DIRECTIONS FOR THIS TASK:
Which lines in the data below contain the word "icon"? Return each of them.

*** AVAILABLE RECORDS ***

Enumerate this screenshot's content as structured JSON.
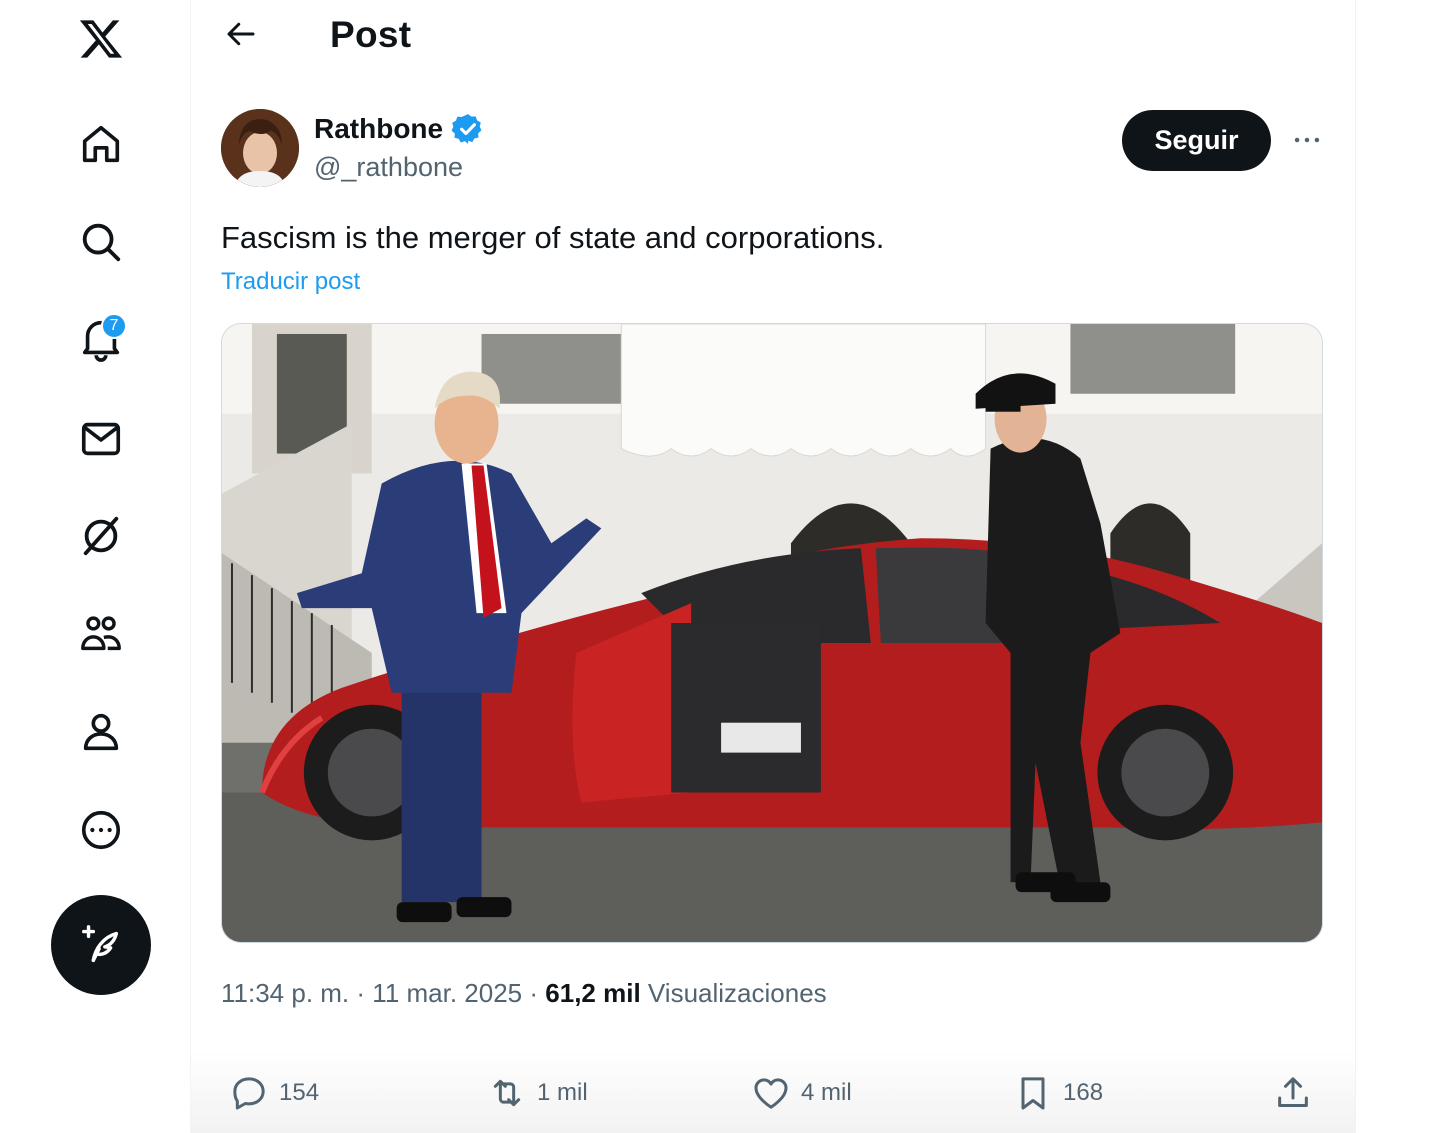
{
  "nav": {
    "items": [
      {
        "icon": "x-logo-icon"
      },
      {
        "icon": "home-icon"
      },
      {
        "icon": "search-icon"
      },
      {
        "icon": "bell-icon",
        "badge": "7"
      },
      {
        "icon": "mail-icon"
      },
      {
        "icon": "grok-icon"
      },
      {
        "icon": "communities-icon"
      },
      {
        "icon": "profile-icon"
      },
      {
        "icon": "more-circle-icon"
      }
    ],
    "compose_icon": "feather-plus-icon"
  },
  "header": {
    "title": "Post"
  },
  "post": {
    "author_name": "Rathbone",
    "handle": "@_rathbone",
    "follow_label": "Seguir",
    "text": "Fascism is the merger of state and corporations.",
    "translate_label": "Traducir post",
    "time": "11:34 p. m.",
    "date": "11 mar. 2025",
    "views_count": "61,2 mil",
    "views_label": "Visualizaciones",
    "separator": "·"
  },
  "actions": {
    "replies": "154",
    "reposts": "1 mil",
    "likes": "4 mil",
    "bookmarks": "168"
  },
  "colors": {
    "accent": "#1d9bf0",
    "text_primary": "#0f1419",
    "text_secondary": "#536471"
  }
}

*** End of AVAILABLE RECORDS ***
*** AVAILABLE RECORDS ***

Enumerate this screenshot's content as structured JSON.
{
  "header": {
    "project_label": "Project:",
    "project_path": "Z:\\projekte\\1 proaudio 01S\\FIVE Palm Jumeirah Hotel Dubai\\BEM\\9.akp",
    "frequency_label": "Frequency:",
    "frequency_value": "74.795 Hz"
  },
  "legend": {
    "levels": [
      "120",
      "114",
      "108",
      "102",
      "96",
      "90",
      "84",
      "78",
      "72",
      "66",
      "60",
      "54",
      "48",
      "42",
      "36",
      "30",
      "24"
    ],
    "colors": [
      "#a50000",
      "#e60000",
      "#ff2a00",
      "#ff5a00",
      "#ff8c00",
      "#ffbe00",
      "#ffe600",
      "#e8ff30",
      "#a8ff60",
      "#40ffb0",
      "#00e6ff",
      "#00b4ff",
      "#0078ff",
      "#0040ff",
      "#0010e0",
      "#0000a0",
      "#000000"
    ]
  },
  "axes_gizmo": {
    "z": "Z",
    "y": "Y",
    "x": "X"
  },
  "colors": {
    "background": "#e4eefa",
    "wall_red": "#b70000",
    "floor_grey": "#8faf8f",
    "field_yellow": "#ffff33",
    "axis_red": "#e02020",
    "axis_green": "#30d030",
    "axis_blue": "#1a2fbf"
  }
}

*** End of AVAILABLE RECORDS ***

REPLY:
        "icon": "x-logo-icon"
        "icon": "home-icon"
        "icon": "search-icon"
        "icon": "bell-icon",
        "icon": "mail-icon"
        "icon": "grok-icon"
        "icon": "communities-icon"
        "icon": "profile-icon"
        "icon": "more-circle-icon"
    "compose_icon": "feather-plus-icon"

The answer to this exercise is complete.